And CS is not only programming it is also about inquiring customers, deriving requirements, features, planning, software design, combined with topics like continuous integration and delivery, software evolution, product lines, version control, documentation (real documentation not the shit most people write which contains the same information as the code) etc. And you should understand the application domains you code for.

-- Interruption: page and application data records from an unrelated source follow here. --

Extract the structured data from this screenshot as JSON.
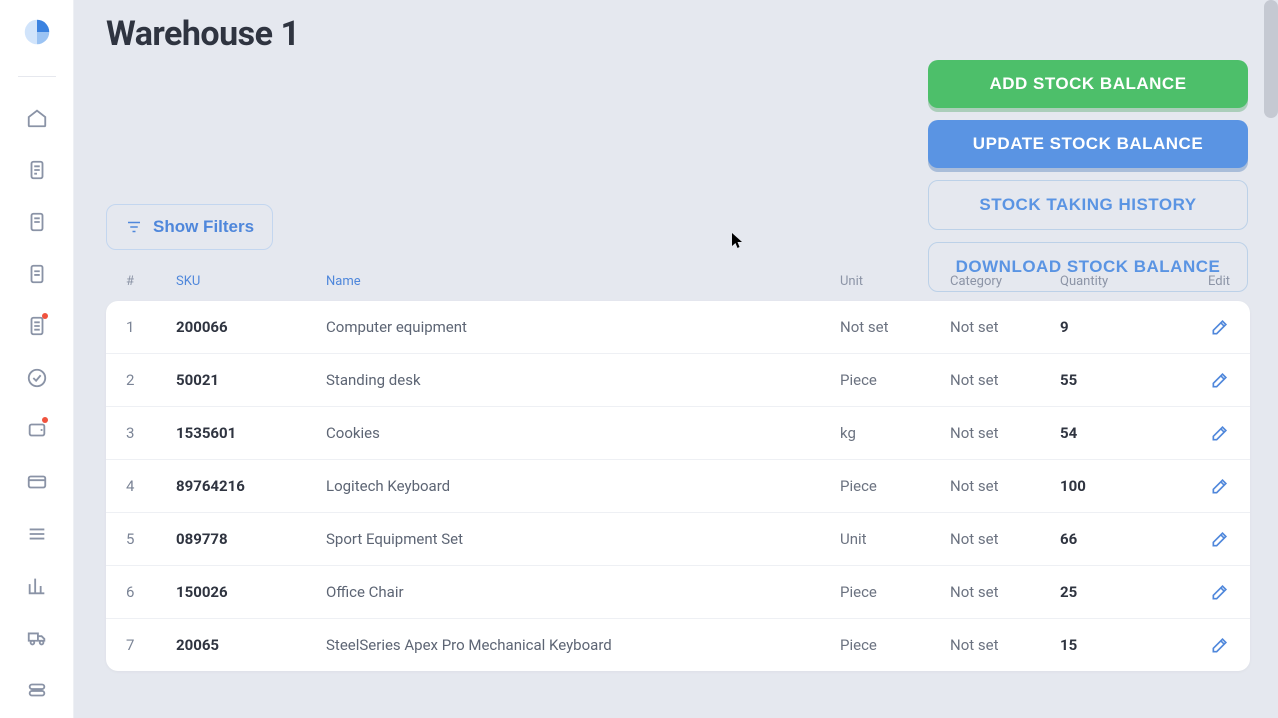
{
  "page_title": "Warehouse 1",
  "buttons": {
    "add_stock": "ADD STOCK BALANCE",
    "update_stock": "UPDATE STOCK BALANCE",
    "history": "STOCK TAKING HISTORY",
    "download": "DOWNLOAD STOCK BALANCE",
    "show_filters": "Show Filters"
  },
  "columns": {
    "idx": "#",
    "sku": "SKU",
    "name": "Name",
    "unit": "Unit",
    "category": "Category",
    "quantity": "Quantity",
    "edit": "Edit"
  },
  "rows": [
    {
      "idx": "1",
      "sku": "200066",
      "name": "Computer equipment",
      "unit": "Not set",
      "category": "Not set",
      "quantity": "9"
    },
    {
      "idx": "2",
      "sku": "50021",
      "name": "Standing desk",
      "unit": "Piece",
      "category": "Not set",
      "quantity": "55"
    },
    {
      "idx": "3",
      "sku": "1535601",
      "name": "Cookies",
      "unit": "kg",
      "category": "Not set",
      "quantity": "54"
    },
    {
      "idx": "4",
      "sku": "89764216",
      "name": "Logitech Keyboard",
      "unit": "Piece",
      "category": "Not set",
      "quantity": "100"
    },
    {
      "idx": "5",
      "sku": "089778",
      "name": "Sport Equipment Set",
      "unit": "Unit",
      "category": "Not set",
      "quantity": "66"
    },
    {
      "idx": "6",
      "sku": "150026",
      "name": "Office Chair",
      "unit": "Piece",
      "category": "Not set",
      "quantity": "25"
    },
    {
      "idx": "7",
      "sku": "20065",
      "name": "SteelSeries Apex Pro Mechanical Keyboard",
      "unit": "Piece",
      "category": "Not set",
      "quantity": "15"
    }
  ],
  "sidebar_items": [
    {
      "name": "home-icon"
    },
    {
      "name": "receipt-icon"
    },
    {
      "name": "document-icon"
    },
    {
      "name": "document2-icon"
    },
    {
      "name": "list-badge-icon",
      "dot": true
    },
    {
      "name": "check-circle-icon"
    },
    {
      "name": "wallet-icon",
      "dot": true
    },
    {
      "name": "card-icon"
    },
    {
      "name": "menu-icon"
    },
    {
      "name": "chart-icon"
    },
    {
      "name": "truck-icon"
    },
    {
      "name": "toggle-icon"
    }
  ]
}
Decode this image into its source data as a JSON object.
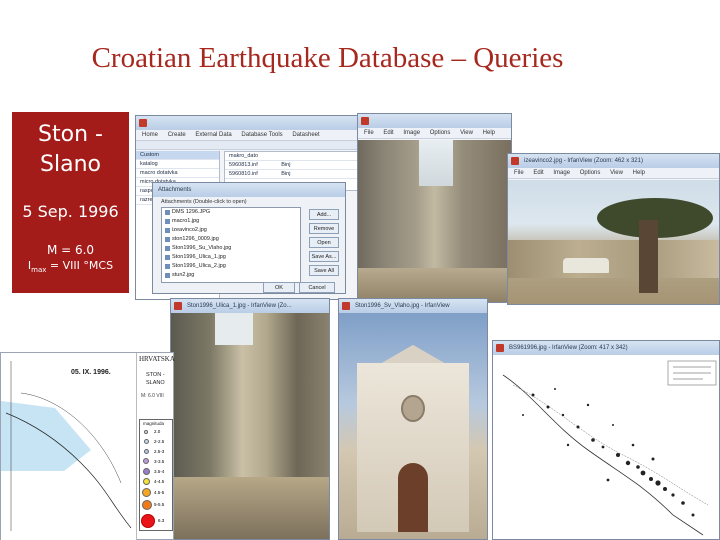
{
  "slide": {
    "title": "Croatian Earthquake Database – Queries"
  },
  "info": {
    "place": "Ston - Slano",
    "date": "5 Sep. 1996",
    "magnitude": "M = 6.0",
    "intensity_prefix": "I",
    "intensity_sub": "max",
    "intensity_rest": " =  VIII °MCS"
  },
  "access_window": {
    "menu": [
      "Home",
      "Create",
      "External Data",
      "Database Tools",
      "Datasheet"
    ],
    "nav_items": [
      "Custom",
      "katalog",
      "macro dotatvka",
      "micro dotatvka",
      "rasporedi",
      "razresj"
    ],
    "table_values": [
      "makro_dato",
      "5960813.inf",
      "5960810.inf"
    ],
    "table_right": [
      "Binj",
      "Binj"
    ]
  },
  "attachments_dialog": {
    "title": "Attachments",
    "label": "Attachments (Double-click to open)",
    "files": [
      "DMS 1296.JPG",
      "macro1.jpg",
      "izeavinco2.jpg",
      "ston1296_0009.jpg",
      "Ston1996_Su_Vlaho.jpg",
      "Ston1996_Ulica_1.jpg",
      "Ston1996_Ulica_2.jpg",
      "stun2.jpg"
    ],
    "buttons": [
      "Add...",
      "Remove",
      "Open",
      "Save As...",
      "Save All"
    ],
    "ok": "OK",
    "cancel": "Cancel"
  },
  "viewer_windows": {
    "street1_menu": [
      "File",
      "Edit",
      "Image",
      "Options",
      "View",
      "Help"
    ],
    "tree_title": "izeavinco2.jpg - IrfanView (Zoom: 462 x 321)",
    "tree_menu": [
      "File",
      "Edit",
      "Image",
      "Options",
      "View",
      "Help"
    ],
    "street2_title": "Ston1996_Ulica_1.jpg - IrfanView (Zo...",
    "church_title": "Ston1996_Sv_Vlaho.jpg - IrfanView",
    "map_title": "BS961996.jpg - IrfanView (Zoom: 417 x 342)"
  },
  "map_doc": {
    "date_label": "05. IX. 1996.",
    "header": "HRVATSKA",
    "place": "STON - SLANO",
    "note": "M: 6.0 VIII",
    "legend_title": "magnituda",
    "legend_items": [
      "2.0",
      "2-2.5",
      "2.5-3",
      "3-3.5",
      "3.5-4",
      "4-4.5",
      "4.5-5",
      "5-5.5",
      "6.3"
    ]
  },
  "colors": {
    "title": "#a6281e",
    "info_box": "#a41c1a"
  }
}
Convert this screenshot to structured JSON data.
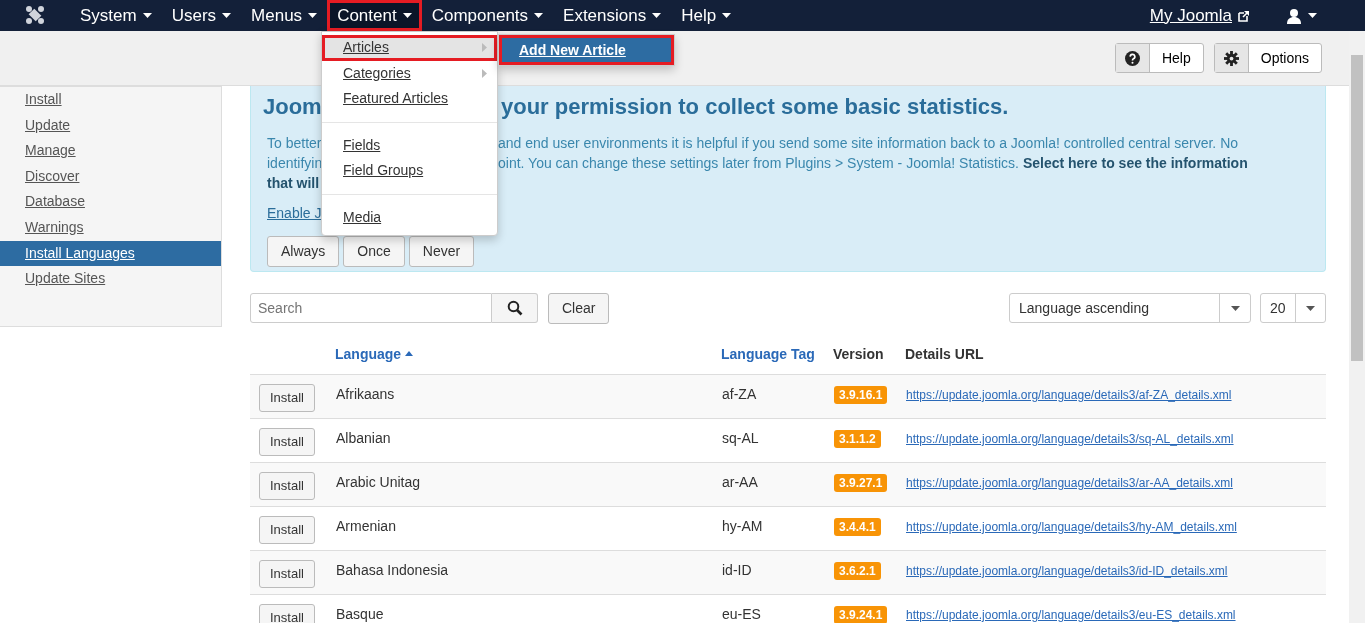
{
  "navbar": {
    "items": [
      {
        "label": "System",
        "selected": false,
        "highlighted": false
      },
      {
        "label": "Users",
        "selected": false,
        "highlighted": false
      },
      {
        "label": "Menus",
        "selected": false,
        "highlighted": false
      },
      {
        "label": "Content",
        "selected": true,
        "highlighted": true
      },
      {
        "label": "Components",
        "selected": false,
        "highlighted": false
      },
      {
        "label": "Extensions",
        "selected": false,
        "highlighted": false
      },
      {
        "label": "Help",
        "selected": false,
        "highlighted": false
      }
    ],
    "site_link": "My Joomla"
  },
  "content_menu": {
    "items": [
      {
        "kind": "item",
        "label": "Articles",
        "hovered": true,
        "submenu": true,
        "highlighted": true
      },
      {
        "kind": "item",
        "label": "Categories",
        "hovered": false,
        "submenu": true,
        "highlighted": false
      },
      {
        "kind": "item",
        "label": "Featured Articles",
        "hovered": false,
        "submenu": false,
        "highlighted": false
      },
      {
        "kind": "divider"
      },
      {
        "kind": "item",
        "label": "Fields",
        "hovered": false,
        "submenu": false,
        "highlighted": false
      },
      {
        "kind": "item",
        "label": "Field Groups",
        "hovered": false,
        "submenu": false,
        "highlighted": false
      },
      {
        "kind": "divider"
      },
      {
        "kind": "item",
        "label": "Media",
        "hovered": false,
        "submenu": false,
        "highlighted": false
      }
    ]
  },
  "submenu": {
    "items": [
      {
        "label": "Add New Article",
        "selected": true,
        "highlighted": true
      }
    ]
  },
  "toolbar": {
    "buttons": [
      {
        "kind": "help",
        "label": "Help"
      },
      {
        "kind": "options",
        "label": "Options"
      }
    ]
  },
  "sidebar": {
    "items": [
      {
        "label": "Install",
        "selected": false
      },
      {
        "label": "Update",
        "selected": false
      },
      {
        "label": "Manage",
        "selected": false
      },
      {
        "label": "Discover",
        "selected": false
      },
      {
        "label": "Database",
        "selected": false
      },
      {
        "label": "Warnings",
        "selected": false
      },
      {
        "label": "Install Languages",
        "selected": true
      },
      {
        "label": "Update Sites",
        "selected": false
      }
    ]
  },
  "message": {
    "heading": [
      "Joom",
      "your permission to collect some basic statistics."
    ],
    "lines": [
      {
        "parts": [
          "To better",
          "and end user environments it is helpful if you send some site information back to a Joomla! controlled central server. No"
        ],
        "bold": false
      },
      {
        "parts": [
          "identifyin",
          "oint. You can change these settings later from Plugins > System - Joomla! Statistics. **Select here to see the information**"
        ],
        "bold": false
      },
      {
        "parts": [
          "that will"
        ],
        "bold": true
      }
    ],
    "link": "Enable J",
    "buttons": [
      "Always",
      "Once",
      "Never"
    ]
  },
  "filters": {
    "search_placeholder": "Search",
    "clear": "Clear",
    "ordering": "Language ascending",
    "limit": "20"
  },
  "table": {
    "columns": [
      {
        "label": "Language",
        "sortable": true,
        "sorted": true
      },
      {
        "label": "Language Tag",
        "sortable": true,
        "sorted": false
      },
      {
        "label": "Version",
        "sortable": false,
        "sorted": false
      },
      {
        "label": "Details URL",
        "sortable": false,
        "sorted": false
      }
    ],
    "rows": [
      {
        "action": "Install",
        "language": "Afrikaans",
        "tag": "af-ZA",
        "version": "3.9.16.1",
        "url": "https://update.joomla.org/language/details3/af-ZA_details.xml"
      },
      {
        "action": "Install",
        "language": "Albanian",
        "tag": "sq-AL",
        "version": "3.1.1.2",
        "url": "https://update.joomla.org/language/details3/sq-AL_details.xml"
      },
      {
        "action": "Install",
        "language": "Arabic Unitag",
        "tag": "ar-AA",
        "version": "3.9.27.1",
        "url": "https://update.joomla.org/language/details3/ar-AA_details.xml"
      },
      {
        "action": "Install",
        "language": "Armenian",
        "tag": "hy-AM",
        "version": "3.4.4.1",
        "url": "https://update.joomla.org/language/details3/hy-AM_details.xml"
      },
      {
        "action": "Install",
        "language": "Bahasa Indonesia",
        "tag": "id-ID",
        "version": "3.6.2.1",
        "url": "https://update.joomla.org/language/details3/id-ID_details.xml"
      },
      {
        "action": "Install",
        "language": "Basque",
        "tag": "eu-ES",
        "version": "3.9.24.1",
        "url": "https://update.joomla.org/language/details3/eu-ES_details.xml"
      }
    ]
  }
}
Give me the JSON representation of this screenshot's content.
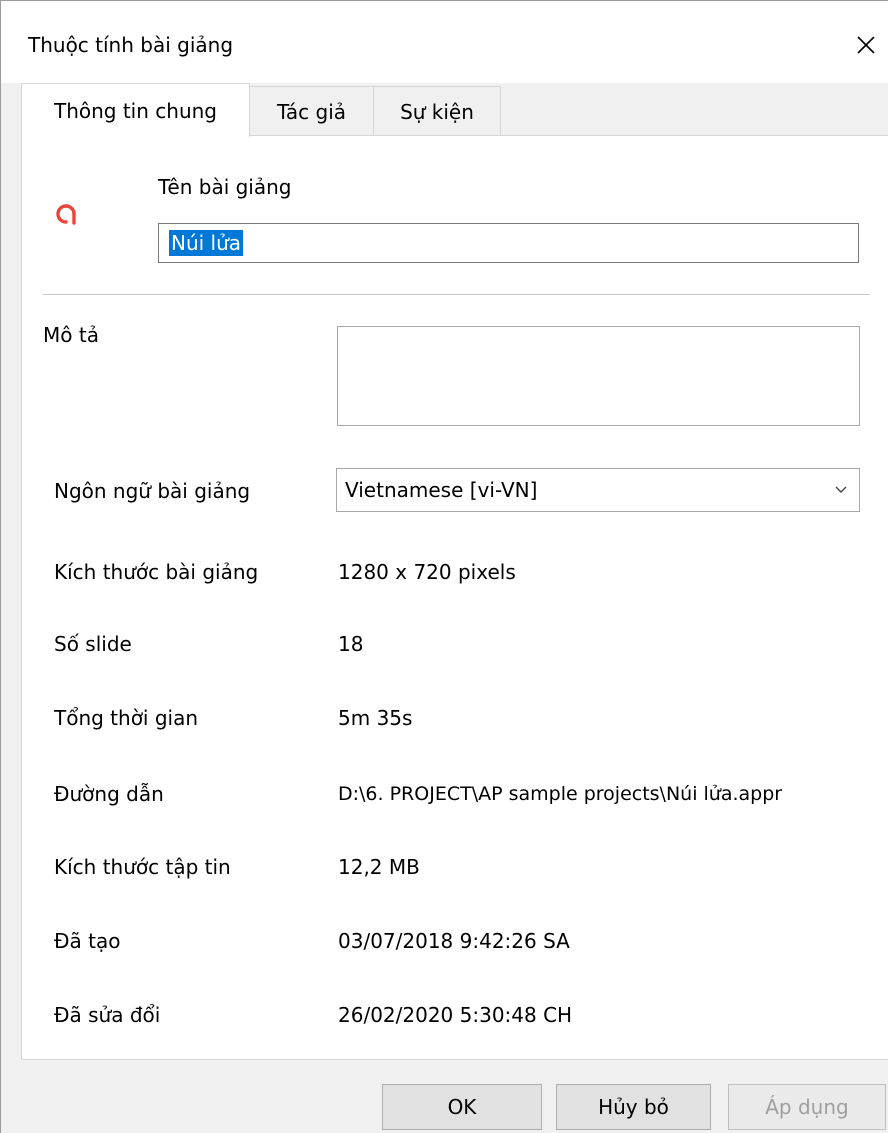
{
  "window": {
    "title": "Thuộc tính bài giảng",
    "close_icon": "close-icon"
  },
  "tabs": [
    {
      "label": "Thông tin chung",
      "active": true
    },
    {
      "label": "Tác giả",
      "active": false
    },
    {
      "label": "Sự kiện",
      "active": false
    }
  ],
  "general": {
    "logo_icon": "app-logo-icon",
    "accent_color": "#e8453c",
    "name_label": "Tên bài giảng",
    "name_value": "Núi lửa",
    "description_label": "Mô tả",
    "description_value": "",
    "language_label": "Ngôn ngữ bài giảng",
    "language_value": "Vietnamese [vi-VN]",
    "size_label": "Kích thước bài giảng",
    "size_value": "1280 x 720 pixels",
    "slides_label": "Số slide",
    "slides_value": "18",
    "duration_label": "Tổng thời gian",
    "duration_value": "5m 35s",
    "path_label": "Đường dẫn",
    "path_value": "D:\\6. PROJECT\\AP sample projects\\Núi lửa.appr",
    "filesize_label": "Kích thước tập tin",
    "filesize_value": "12,2 MB",
    "created_label": "Đã tạo",
    "created_value": "03/07/2018 9:42:26 SA",
    "modified_label": "Đã sửa đổi",
    "modified_value": "26/02/2020 5:30:48 CH"
  },
  "buttons": {
    "ok": "OK",
    "cancel": "Hủy bỏ",
    "apply": "Áp dụng"
  }
}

I think you're mixing up CS with software engineering. CS degrees generally don't cover those things in detail. That's the kind of thing you mostly learn on the job.